═════ EXTRACTED MATERIAL ═════

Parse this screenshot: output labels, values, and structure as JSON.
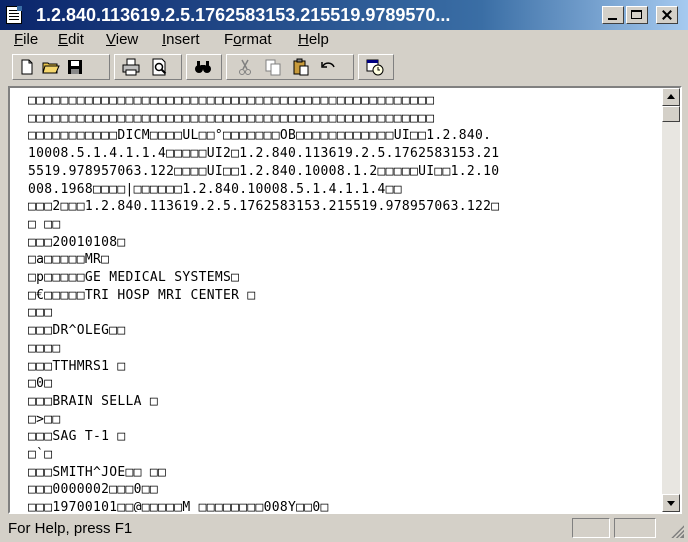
{
  "window": {
    "title": "1.2.840.113619.2.5.1762583153.215519.9789570..."
  },
  "menu": [
    {
      "label": "File",
      "key": "F",
      "rest": "ile"
    },
    {
      "label": "Edit",
      "key": "E",
      "rest": "dit"
    },
    {
      "label": "View",
      "key": "V",
      "rest": "iew"
    },
    {
      "label": "Insert",
      "key": "I",
      "rest": "nsert"
    },
    {
      "label": "Format",
      "key": "o",
      "pre": "F",
      "rest": "rmat"
    },
    {
      "label": "Help",
      "key": "H",
      "rest": "elp"
    }
  ],
  "toolbar": {
    "buttons": [
      "new-icon",
      "open-icon",
      "save-icon",
      "print-icon",
      "print-preview-icon",
      "find-icon",
      "cut-icon",
      "copy-icon",
      "paste-icon",
      "undo-icon",
      "date-time-icon"
    ]
  },
  "document": {
    "lines": [
      "□□□□□□□□□□□□□□□□□□□□□□□□□□□□□□□□□□□□□□□□□□□□□□□□□□",
      "□□□□□□□□□□□□□□□□□□□□□□□□□□□□□□□□□□□□□□□□□□□□□□□□□□",
      "□□□□□□□□□□□DICM□□□□UL□□°□□□□□□□OB□□□□□□□□□□□□UI□□1.2.840.",
      "10008.5.1.4.1.1.4□□□□□UI2□1.2.840.113619.2.5.1762583153.21",
      "5519.978957063.122□□□□UI□□1.2.840.10008.1.2□□□□□UI□□1.2.10",
      "008.1968□□□□|□□□□□□1.2.840.10008.5.1.4.1.1.4□□",
      "□□□2□□□1.2.840.113619.2.5.1762583153.215519.978957063.122□",
      "□ □□",
      "□□□20010108□",
      "□a□□□□□MR□",
      "□p□□□□□GE MEDICAL SYSTEMS□",
      "□€□□□□□TRI HOSP MRI CENTER □",
      "□□□",
      "□□□DR^OLEG□□",
      "□□□□",
      "□□□TTHMRS1 □",
      "□0□",
      "□□□BRAIN SELLA □",
      "□>□□",
      "□□□SAG T-1 □",
      "□`□",
      "□□□SMITH^JOE□□ □□",
      "□□□0000002□□□0□□",
      "□□□19700101□□@□□□□□M □□□□□□□□008Y□□0□"
    ]
  },
  "status": {
    "text": "For Help, press F1"
  }
}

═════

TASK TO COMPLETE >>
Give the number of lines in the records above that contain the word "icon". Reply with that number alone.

ANSWER SECTION >>
11